Tuesday, January 6, 2015

Top 10 Week... Scenes of 2014

#10: Opening Monologue, Dom Hemingway

Dom Hemingway opens with Jude Law as the eponymous character looking straight into the camera and delivering a 2 minute monologue about how glorious his penis is. He compares it to Picasso (because it's a work of art), declares that it should be studied in science classes (because it defies nature), asserts that it would win a medal if medals were given out for such things, insists that sonnets should be written about it and wars fought over it. It (the monologue, not the penis) is ridiculous, it is sublime.

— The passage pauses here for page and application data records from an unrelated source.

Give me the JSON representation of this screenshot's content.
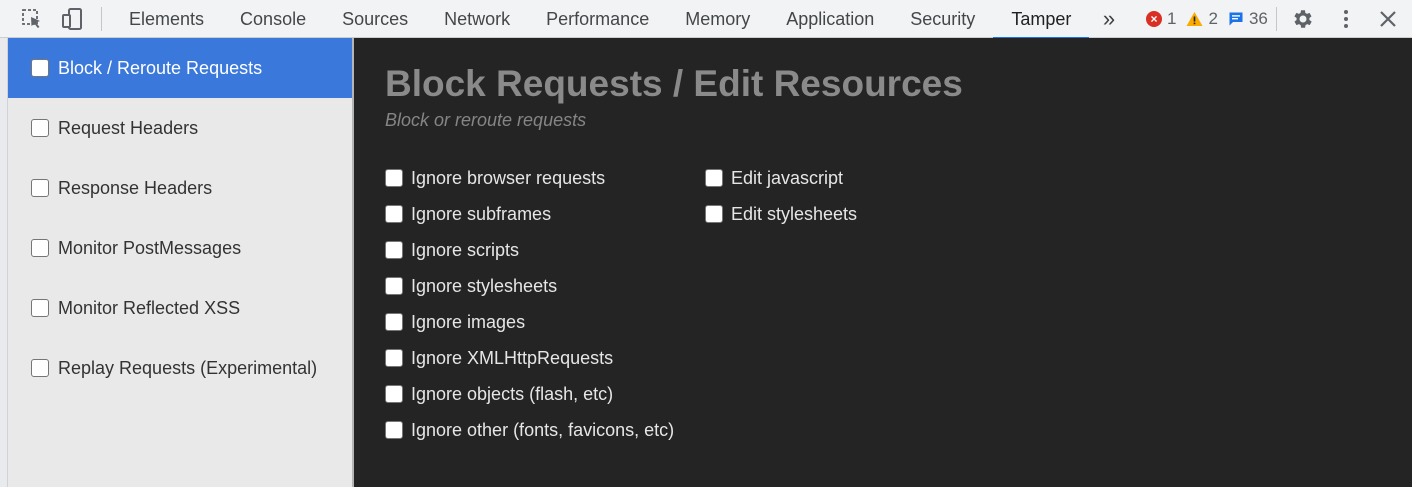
{
  "toolbar": {
    "inspect_icon": "inspect-element-icon",
    "device_icon": "device-toolbar-icon",
    "tabs": [
      {
        "label": "Elements"
      },
      {
        "label": "Console"
      },
      {
        "label": "Sources"
      },
      {
        "label": "Network"
      },
      {
        "label": "Performance"
      },
      {
        "label": "Memory"
      },
      {
        "label": "Application"
      },
      {
        "label": "Security"
      },
      {
        "label": "Tamper"
      }
    ],
    "active_tab": "Tamper",
    "more_label": "»",
    "errors": "1",
    "warnings": "2",
    "messages": "36",
    "colors": {
      "error": "#d93025",
      "warning": "#f9ab00",
      "info": "#1a73e8",
      "active_tab": "#1a73e8"
    }
  },
  "sidebar": {
    "items": [
      {
        "label": "Block / Reroute Requests",
        "selected": true
      },
      {
        "label": "Request Headers"
      },
      {
        "label": "Response Headers"
      },
      {
        "label": "Monitor PostMessages"
      },
      {
        "label": "Monitor Reflected XSS"
      },
      {
        "label": "Replay Requests (Experimental)"
      }
    ],
    "selected_color": "#3b78dc"
  },
  "main": {
    "title": "Block Requests / Edit Resources",
    "subtitle": "Block or reroute requests",
    "left_options": [
      {
        "label": "Ignore browser requests"
      },
      {
        "label": "Ignore subframes"
      },
      {
        "label": "Ignore scripts"
      },
      {
        "label": "Ignore stylesheets"
      },
      {
        "label": "Ignore images"
      },
      {
        "label": "Ignore XMLHttpRequests"
      },
      {
        "label": "Ignore objects (flash, etc)"
      },
      {
        "label": "Ignore other (fonts, favicons, etc)"
      }
    ],
    "right_options": [
      {
        "label": "Edit javascript"
      },
      {
        "label": "Edit stylesheets"
      }
    ],
    "background": "#242424"
  }
}
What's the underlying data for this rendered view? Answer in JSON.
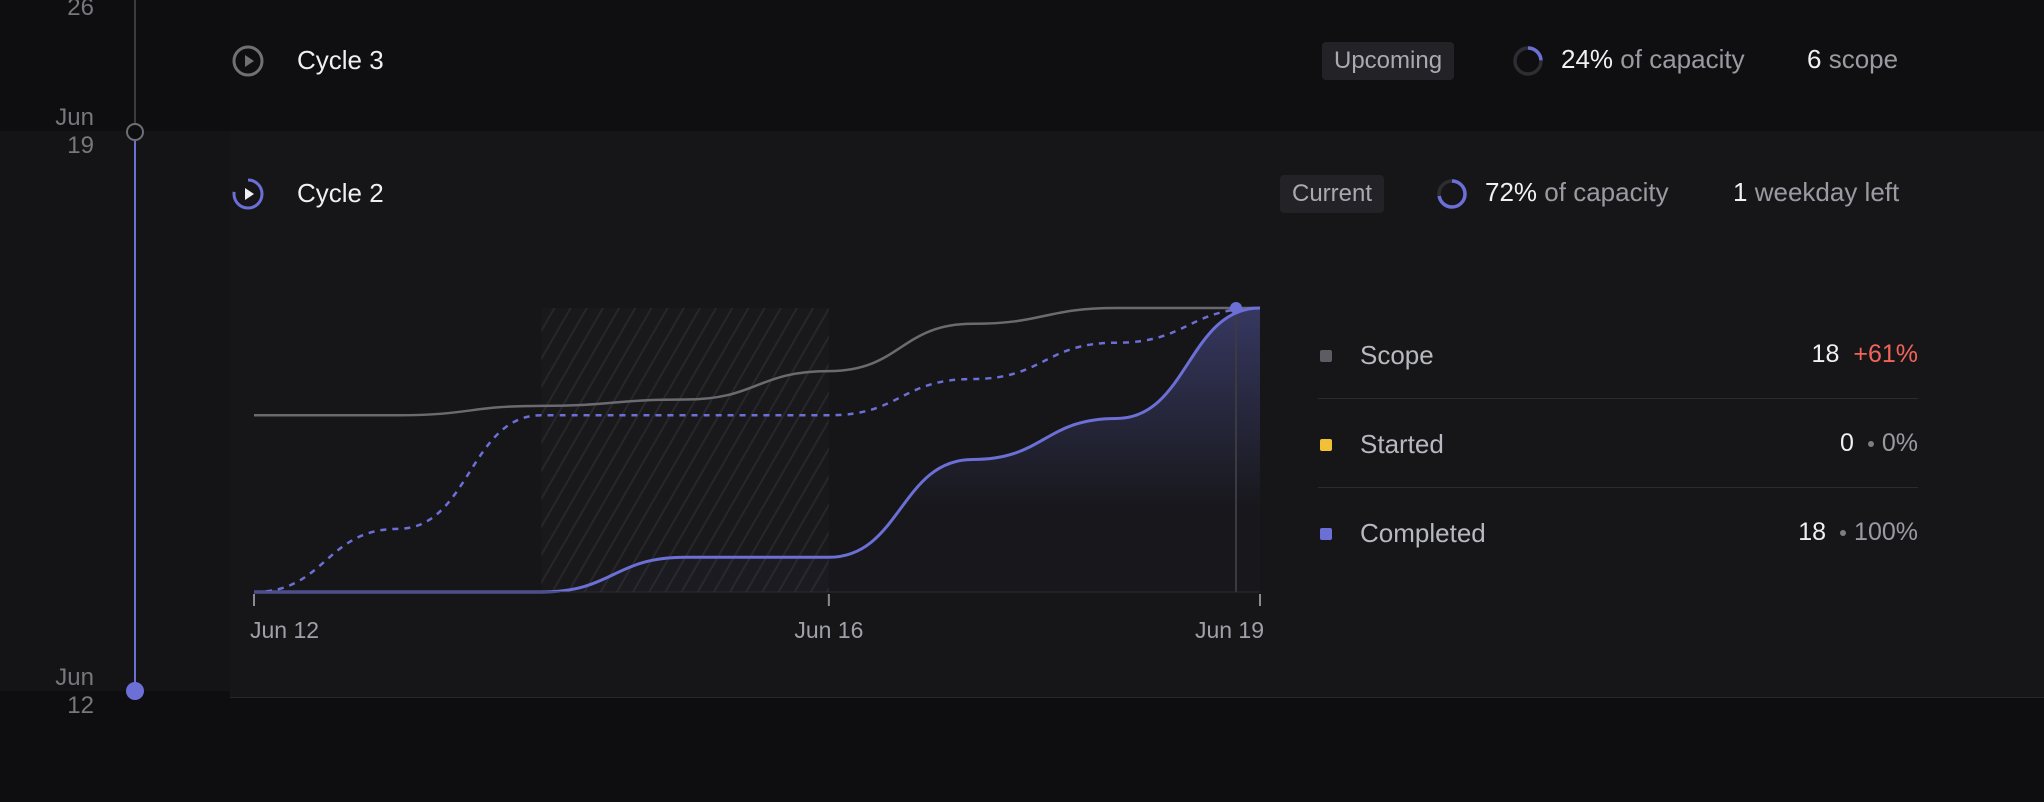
{
  "timeline": {
    "top_partial_label": "26",
    "date_upper": [
      "Jun",
      "19"
    ],
    "date_lower": [
      "Jun",
      "12"
    ]
  },
  "cycles": [
    {
      "name": "Cycle 3",
      "status": "Upcoming",
      "capacity_pct": "24%",
      "capacity_label": "of capacity",
      "capacity_fraction": 0.24,
      "count": "6",
      "count_label": "scope"
    },
    {
      "name": "Cycle 2",
      "status": "Current",
      "capacity_pct": "72%",
      "capacity_label": "of capacity",
      "capacity_fraction": 0.72,
      "count": "1",
      "count_label": "weekday left"
    }
  ],
  "legend": [
    {
      "label": "Scope",
      "value": "18",
      "delta": "+61%",
      "color": "#5c5c62"
    },
    {
      "label": "Started",
      "value": "0",
      "delta": "0%",
      "color": "#f2c037"
    },
    {
      "label": "Completed",
      "value": "18",
      "delta": "100%",
      "color": "#6b6fd6"
    }
  ],
  "colors": {
    "accent": "#6b6fd6",
    "scope_line": "#6a6a70",
    "delta_red": "#f0645a"
  },
  "chart_data": {
    "type": "area",
    "x": [
      "Jun 12",
      "Jun 13",
      "Jun 14",
      "Jun 15",
      "Jun 16",
      "Jun 17",
      "Jun 18",
      "Jun 19"
    ],
    "x_ticks": [
      "Jun 12",
      "Jun 16",
      "Jun 19"
    ],
    "weekend_shaded": [
      "Jun 14",
      "Jun 15"
    ],
    "ylim": [
      0,
      18
    ],
    "grid": false,
    "series": [
      {
        "name": "Scope",
        "line": "solid",
        "values": [
          11.2,
          11.2,
          11.8,
          12.2,
          14.0,
          17.0,
          18.0,
          18.0
        ]
      },
      {
        "name": "Started",
        "line": "dashed",
        "values": [
          0,
          4.0,
          11.2,
          11.2,
          11.2,
          13.5,
          15.8,
          18.0
        ]
      },
      {
        "name": "Completed",
        "line": "solid-fill",
        "values": [
          0,
          0,
          0,
          2.2,
          2.2,
          8.4,
          11.0,
          18.0
        ]
      }
    ]
  }
}
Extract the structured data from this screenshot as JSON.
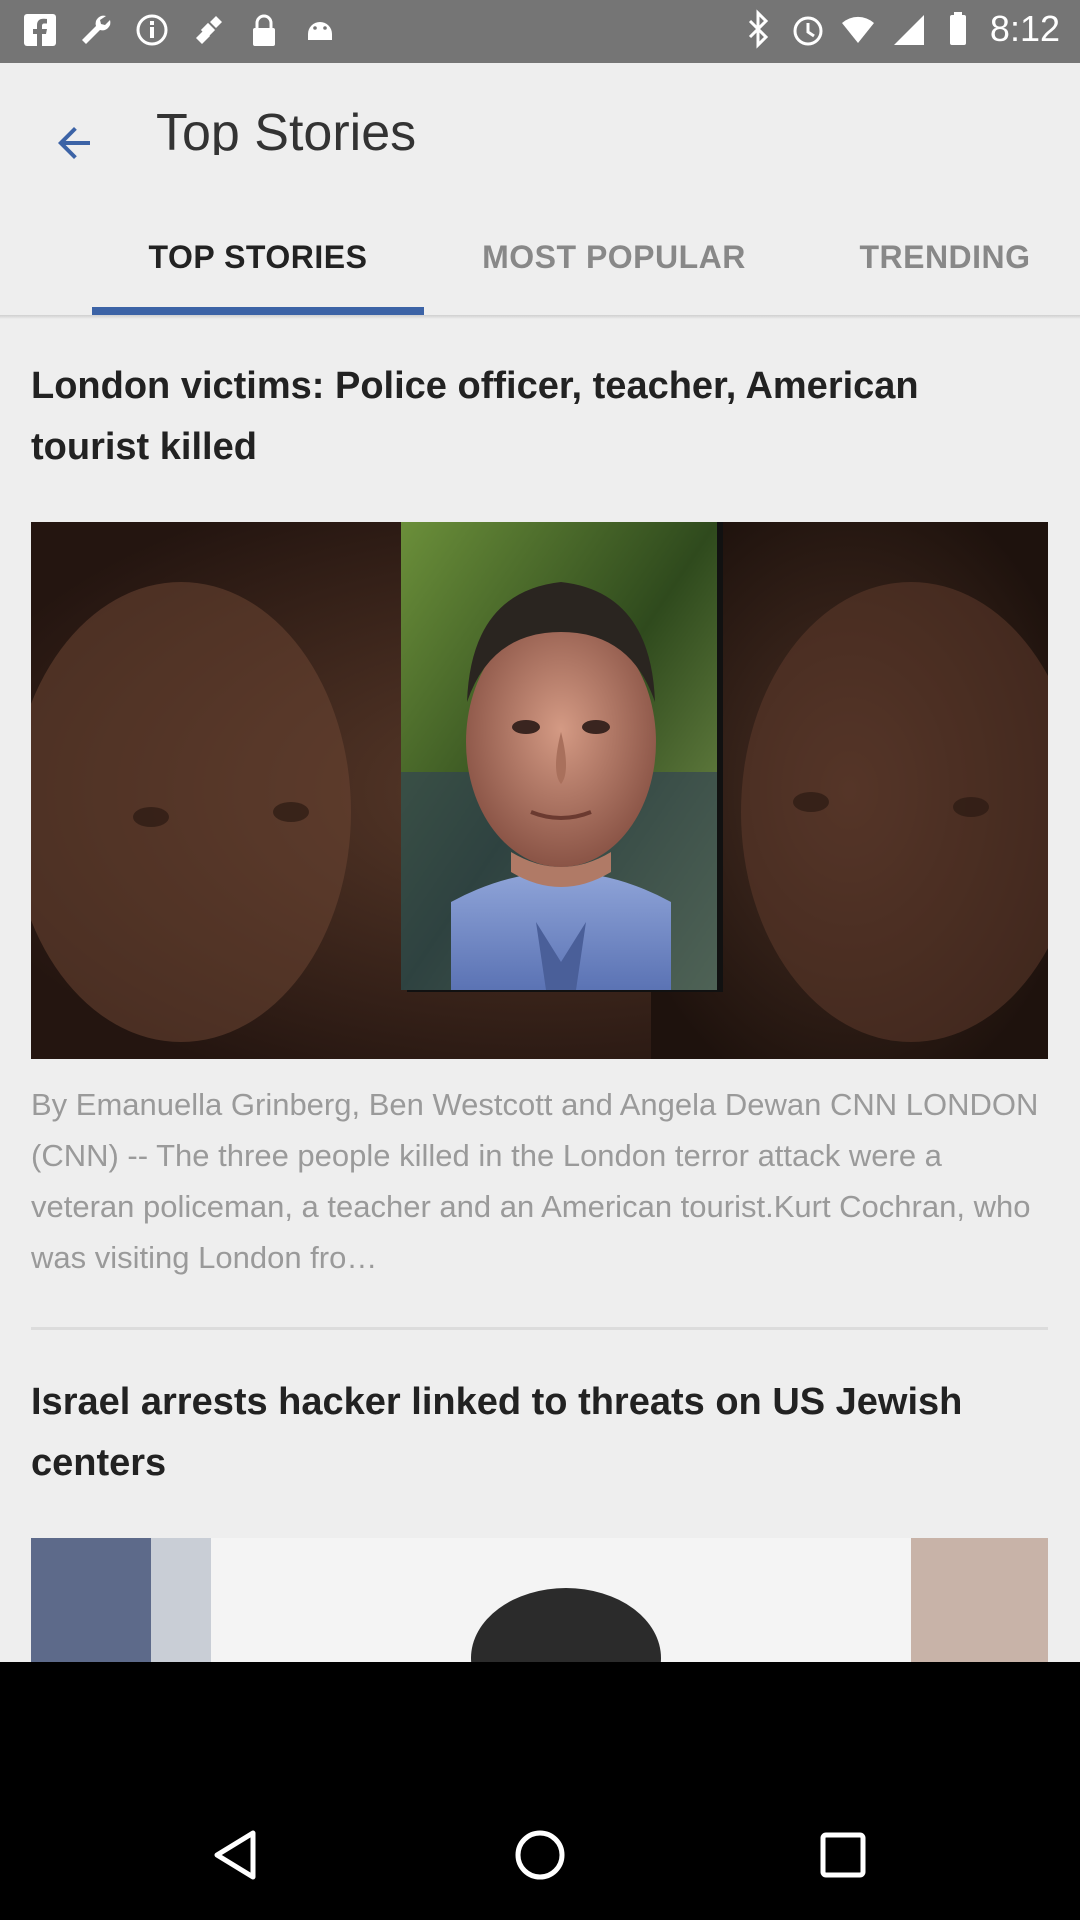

It is the perfect introduction for the character and more than sets the tone for the film that is about to unfold.

Monday, January 5, 2015

Top 10 Week... Posters of 2014

#10: Blue Ruin

The perfection of this poster is best understood if you've seen Blue Ruin. In a typical revenge thriller, the guy holding the gun would be the one seeking revenge, but the scene depicted in the poster is just one of the many scenes in which things go terribly awry for the protagonist. It's a great "mood" poster, too.

Sunday, January 4, 2015

Review: The Gambler (2014)

* *

Director: Rupert Wyatt
Starring: Mark Wahlberg

As a wise man once said, you gotta know when to walk away and know when to run. The protagonist of The Gambler unfortunately knows how to do neither, preferring instead to go all in at all times, even when he's got nothing left to put up. It can't even be said that he skates by on the strength of good will - he engenders nothing but bad will at every step, and the only people who extend him any credit based on that are the ones who are just looking for an excuse to mess him up or worse. The Gambler is the story of a man who has sunk all the way to the bottom, yet finds a way to dig just a little bit deeper down, wearing his recklessness like a badge. As told by director Rupert Wyatt and screenwriter William Monahan, it makes for a perfectly flashy little genre movie, albeit one that becomes just slightly less compelling with each big risk its protagonist makes.

Saturday, January 3, 2015

21st Century Essentials: Melancholia (2011)

All eras have works of art that are fundamental to our understanding of not only the craft itself, but the culture from which it was created. The 21st century is still nascent, but it isn't too early to start creating a canon that demonstrates the heights to which film as an artform has reached since the year 2000. These are the essential films:

Director: Lars von Trier
Starring: Kirsten Dunst, Charlotte Gainsbourg
Country: Denmark/Sweden/France/Italy/Germany

There is no hope in Lars von Trier’s Melancholia. The film begins at the end, with the earth being destroyed, obliterated into dust by a bigger, rogue planet. This is not a story of apocalypse averted, but rather a story of the end – inescapable, painful, and lonely – a story of depression and desperation. It is a film which begins with a dark, operatic, and entrancing prologue that sets out the narrative’s entire trajectory, and ends exactly as expected and in truly nightmarish and intense fashion. Yet, for all that, it is not a film bereft of comedy, nor is it a film which is relentlessly gloomy. Melancholia is a glorious, fascinating piece of work from one of cinema’s most consistent provocateurs.